Throughout the Middle Ages, the Catholic church regarded self-murder as a mortal sin against God. The bodies of some suicides had stakes driven through their hearts, like vampires, or were buried at busy crossroads to confuse the dead spirit who might want to come back to haunt the living. The possessions of a suicide, and those of his family, were taken away. Some people regarded suicide as the result of possession by the devil and, reasoning that anyone associated with the possessed was tainted, ostracized surviving family members. Others regarded suicide as a result of an inheritable madness. But everybody thought the souls of suicides went to hell.
During the Renaissance, humanist thinkers reconsidered Greek ideas about choosing to die. In the most famous dramatic monologue ever written, Hamlet's "To be or not to be," a guy wonders whether he should continue to live in the nasty world or off himself. The 1770 suicide of the marvelous boy, Cobain-like English poet Thomas Chatterton, gave rise to some copycat suicides. But the self-murder of Goethe's fictional character Werther made suicide a fad among sensitive Romantic types. In our own anxious century, Albert Camus wrote, in The Myth of Sisyphus, "There is but only one truly serious philosophical problem, and that is suicide."
Even if suicide is the only serious philosophical problem of our or any age, it doesn't seem to me to be primarily a philosophical problem. I don't think Joe killed himself as an outcome of or as a means by which to explore a philosophical problem. I think he killed himself because he wanted out of his life.
The times I thought seriously about killing myself, which I'm glad to say were a while ago, I wasn't thinking about philosophy. I wasn't thinking about religion or heaven or even guilt-tripping anyone with a "see how awful you were to me!"-type suicide note. I simply needed to stop living my shithole of a life. My plans were to do it quietly and make it look like an accident.
Now I tend to think about those times in medical terms like "self-destructive behavior," "mental illness," "psychotic break." But I wonder if those are just new words for what used to be called stoic rationalism, Christian martyrdom, despair, or the Romantic malady. Certainly, as Minois and Alvarez recount so ably, different cultures provide different contexts for and ascribe different meanings to the death of anyone by her own hand. The people who told Heckler about their suicide attempts had different reasons for wanting to die. What they had in common was their desire to die and the fact that they were not able to.
I can't get away from the fact that Joe was able to. I still get sad that Joe is dead. I miss him. But I don't think of his suicide as a "tragedy" or "terrible mistake" or "cry for help." Joe wasn't dumb. I believe he knew what he was doing.
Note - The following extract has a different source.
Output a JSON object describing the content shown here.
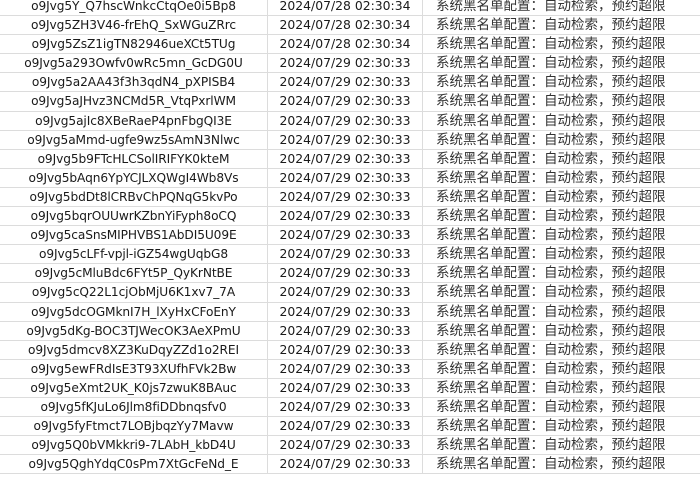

I believe he made a conscious, defensible, utterly private decision.
Maybe I am trying to tell this story because Joe can't. But maybe I'm really telling it for me. I do not know the end of his story, so I have to imagine it. So I imagine it being not so bad. I try to remember a sudden calm in him, and that he had tried to say, in his own way, good-bye. I tell myself he was trying to put an end to his misery. I hope he did.